Top of Input records

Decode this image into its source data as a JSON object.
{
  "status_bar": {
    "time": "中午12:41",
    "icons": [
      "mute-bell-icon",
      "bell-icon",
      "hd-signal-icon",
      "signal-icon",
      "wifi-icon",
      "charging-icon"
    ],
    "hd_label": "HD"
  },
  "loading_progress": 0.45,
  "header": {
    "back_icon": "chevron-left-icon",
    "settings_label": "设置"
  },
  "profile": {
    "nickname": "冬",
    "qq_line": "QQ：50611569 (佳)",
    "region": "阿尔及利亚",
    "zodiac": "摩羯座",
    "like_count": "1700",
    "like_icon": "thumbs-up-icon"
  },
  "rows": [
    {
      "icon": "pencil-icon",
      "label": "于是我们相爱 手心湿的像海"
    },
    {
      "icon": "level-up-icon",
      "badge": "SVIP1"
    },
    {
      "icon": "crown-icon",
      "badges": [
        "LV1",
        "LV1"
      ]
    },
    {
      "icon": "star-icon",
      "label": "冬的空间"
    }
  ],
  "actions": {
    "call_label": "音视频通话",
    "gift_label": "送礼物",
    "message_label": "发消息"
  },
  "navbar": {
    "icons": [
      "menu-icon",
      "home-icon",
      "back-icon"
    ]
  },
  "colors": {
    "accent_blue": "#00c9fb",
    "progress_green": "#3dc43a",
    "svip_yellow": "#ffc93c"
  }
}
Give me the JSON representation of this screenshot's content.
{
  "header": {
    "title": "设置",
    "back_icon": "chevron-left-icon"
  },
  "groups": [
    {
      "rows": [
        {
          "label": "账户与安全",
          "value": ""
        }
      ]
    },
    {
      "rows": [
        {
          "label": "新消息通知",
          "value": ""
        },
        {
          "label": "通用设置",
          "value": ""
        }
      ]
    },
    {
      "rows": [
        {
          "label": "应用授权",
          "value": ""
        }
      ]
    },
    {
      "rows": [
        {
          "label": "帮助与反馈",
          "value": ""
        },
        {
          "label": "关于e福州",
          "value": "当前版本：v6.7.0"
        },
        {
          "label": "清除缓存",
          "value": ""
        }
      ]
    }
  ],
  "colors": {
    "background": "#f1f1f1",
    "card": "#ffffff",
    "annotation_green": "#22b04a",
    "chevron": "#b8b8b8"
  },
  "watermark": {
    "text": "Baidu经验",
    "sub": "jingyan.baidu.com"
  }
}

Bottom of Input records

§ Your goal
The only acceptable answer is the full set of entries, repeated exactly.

§ Answer section
Decode this image into its source data as a JSON object.
{
  "status_bar": {
    "time": "中午12:41",
    "icons": [
      "mute-bell-icon",
      "bell-icon",
      "hd-signal-icon",
      "signal-icon",
      "wifi-icon",
      "charging-icon"
    ],
    "hd_label": "HD"
  },
  "loading_progress": 0.45,
  "header": {
    "back_icon": "chevron-left-icon",
    "settings_label": "设置"
  },
  "profile": {
    "nickname": "冬",
    "qq_line": "QQ：50611569 (佳)",
    "region": "阿尔及利亚",
    "zodiac": "摩羯座",
    "like_count": "1700",
    "like_icon": "thumbs-up-icon"
  },
  "rows": [
    {
      "icon": "pencil-icon",
      "label": "于是我们相爱 手心湿的像海"
    },
    {
      "icon": "level-up-icon",
      "badge": "SVIP1"
    },
    {
      "icon": "crown-icon",
      "badges": [
        "LV1",
        "LV1"
      ]
    },
    {
      "icon": "star-icon",
      "label": "冬的空间"
    }
  ],
  "actions": {
    "call_label": "音视频通话",
    "gift_label": "送礼物",
    "message_label": "发消息"
  },
  "navbar": {
    "icons": [
      "menu-icon",
      "home-icon",
      "back-icon"
    ]
  },
  "colors": {
    "accent_blue": "#00c9fb",
    "progress_green": "#3dc43a",
    "svip_yellow": "#ffc93c"
  }
}
Give me the JSON representation of this screenshot's content.
{
  "header": {
    "title": "设置",
    "back_icon": "chevron-left-icon"
  },
  "groups": [
    {
      "rows": [
        {
          "label": "账户与安全",
          "value": ""
        }
      ]
    },
    {
      "rows": [
        {
          "label": "新消息通知",
          "value": ""
        },
        {
          "label": "通用设置",
          "value": ""
        }
      ]
    },
    {
      "rows": [
        {
          "label": "应用授权",
          "value": ""
        }
      ]
    },
    {
      "rows": [
        {
          "label": "帮助与反馈",
          "value": ""
        },
        {
          "label": "关于e福州",
          "value": "当前版本：v6.7.0"
        },
        {
          "label": "清除缓存",
          "value": ""
        }
      ]
    }
  ],
  "colors": {
    "background": "#f1f1f1",
    "card": "#ffffff",
    "annotation_green": "#22b04a",
    "chevron": "#b8b8b8"
  },
  "watermark": {
    "text": "Baidu经验",
    "sub": "jingyan.baidu.com"
  }
}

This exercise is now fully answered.